Training And Accreditation

Medicines Use Reviews (MURs) are a part of the Advanced Services of the community pharmacy contract.  It involves the pharmacist conducting a structured review with patients about their medicines use.  The aims of this service are to improve patients knowledge, concordance and use of medicines.  An MUR is not a clinical review.  Pharmacists wishing to provide this service will need to be accredited to do so.  This will involve the pharmacist successfully completing an assessment.  A competency framework has been developed for the assessment of pharmacists providing the MUR service.  The framework consists of key elements that can be assessed.

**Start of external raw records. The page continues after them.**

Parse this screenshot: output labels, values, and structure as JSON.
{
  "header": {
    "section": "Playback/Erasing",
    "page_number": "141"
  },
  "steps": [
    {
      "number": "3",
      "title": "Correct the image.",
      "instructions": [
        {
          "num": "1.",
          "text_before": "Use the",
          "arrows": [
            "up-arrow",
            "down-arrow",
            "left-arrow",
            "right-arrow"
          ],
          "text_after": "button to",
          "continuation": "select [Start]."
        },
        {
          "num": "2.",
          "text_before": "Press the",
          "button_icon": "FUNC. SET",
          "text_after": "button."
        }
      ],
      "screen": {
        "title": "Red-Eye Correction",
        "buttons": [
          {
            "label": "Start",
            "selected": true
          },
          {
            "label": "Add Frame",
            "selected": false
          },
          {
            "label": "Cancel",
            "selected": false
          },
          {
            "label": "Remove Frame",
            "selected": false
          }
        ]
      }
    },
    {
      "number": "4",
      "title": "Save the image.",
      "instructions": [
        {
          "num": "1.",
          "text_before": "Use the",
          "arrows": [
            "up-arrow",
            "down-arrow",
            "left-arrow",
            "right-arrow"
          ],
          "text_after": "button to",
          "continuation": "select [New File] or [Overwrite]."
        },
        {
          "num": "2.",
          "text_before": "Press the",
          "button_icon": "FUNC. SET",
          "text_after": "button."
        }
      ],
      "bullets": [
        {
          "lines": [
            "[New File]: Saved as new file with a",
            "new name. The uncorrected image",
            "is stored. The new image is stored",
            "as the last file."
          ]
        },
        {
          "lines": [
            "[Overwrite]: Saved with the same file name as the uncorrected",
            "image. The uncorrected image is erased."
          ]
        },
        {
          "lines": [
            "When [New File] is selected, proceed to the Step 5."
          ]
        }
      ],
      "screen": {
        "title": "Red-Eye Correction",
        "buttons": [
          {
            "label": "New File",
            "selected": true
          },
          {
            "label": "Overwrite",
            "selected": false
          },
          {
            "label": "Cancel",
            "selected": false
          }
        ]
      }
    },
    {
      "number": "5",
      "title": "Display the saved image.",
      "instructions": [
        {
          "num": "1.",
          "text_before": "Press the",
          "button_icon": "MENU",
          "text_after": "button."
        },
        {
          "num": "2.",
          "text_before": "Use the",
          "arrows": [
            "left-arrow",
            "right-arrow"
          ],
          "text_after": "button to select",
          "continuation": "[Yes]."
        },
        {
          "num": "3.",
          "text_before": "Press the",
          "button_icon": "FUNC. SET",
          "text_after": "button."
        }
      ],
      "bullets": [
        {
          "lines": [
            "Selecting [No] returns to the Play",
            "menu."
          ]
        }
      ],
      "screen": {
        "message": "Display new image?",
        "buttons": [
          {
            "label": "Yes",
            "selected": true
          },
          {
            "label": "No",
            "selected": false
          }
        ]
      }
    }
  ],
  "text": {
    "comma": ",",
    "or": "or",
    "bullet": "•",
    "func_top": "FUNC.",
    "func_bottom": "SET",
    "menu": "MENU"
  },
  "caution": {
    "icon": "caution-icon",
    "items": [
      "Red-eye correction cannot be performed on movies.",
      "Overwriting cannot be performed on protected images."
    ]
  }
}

There are a number of providers who run courses and/or competency assessments for pharmacists to get accredited to enable them to carry out MURs.  These include:

Implementing Medicines Use Review

Introduction to MURs

MUR has proved to be a major challenge for most pharmacists.  Sitting down and having a one to one conversation with a patient, in an enclosed environment, is a new way of working and like any change can induce a sense of anxiety.  Yet MURs should be the first step to a range of commissioned services and pharmacists who don’t embrace the new way of working are likely to lose out.

Why provide MURs?

  • Remuneration: £27 per MUR which equates to £10,880 per year (for 400 MURs)
  • Building customer loyalty: the majority of patients love the opportunity to chat about their medication
  • Building patients understanding of how pharmacists can help them and that pharmacists are medicines specialists not just pill counters!
  • Building relationships with other health professionals, including GPs
  • Personal satisfaction

Obstacles to getting started

No consultation room

  • Consider the amount of shelving holding slow selling lines.  Would the lost sales equate to more or less the revenue gained from MURs? It has been calculated that the fee from one MUR equates to at least £250 worth of sales through the till.  Can you achieve that in 20 minutes?
  • PCTs often stipulate that pharmacies providing enhanced services must have a consultation room and consultation rooms are also needed for providing private services e.g. blood pressure testing.  The potential revenue lost through not having a consultation room is therefore increased.
  • If the pharmacy is too small to include a consultation room think of alternatives:
    >> Ask the PCT for permission to provide MURs in patients’ homes or sheltered
    accommodation units.
    >> Ask the GP surgery if they have a room which you could use.

Not accredited to provide MURs (N.B. MURS are not clinical reviews)

  • The NPA has a training pack which has been developed with Reading University; accreditation is via the University or CPPE.
  • Some LPCs and/or PCTs have developed training and support schemes to help pharmacists get started with MURs or develop their skills and confidence in particular areas.  Contact your local LPC secretary to find out what is happening in your area.
  • Ask a colleague whom you know to be providing MURs for tips and perhaps sit in on a MUR.

Lack of time


  • What tasks you currently do that could be delegated to another member of staff e.g. banking, ordering, non clinical elements of enhanced services and preparatory paperwork for MURs.
  • Workflow in the dispensary:
    >> Increase the number of and/or improve qualifications of your dispensary/counter staff so that you are able to delegate more tasks
    >> Change workflow/tasks so that maximum use is made of the skills of your support staff
    >> Analyse prescription flow through the dispensary, can routine (repeat) prescriptions be managed in such a way as to free up pharmacists time?
    >> IT solutions, will your PMR system allow you to fill in the MUR form electronically?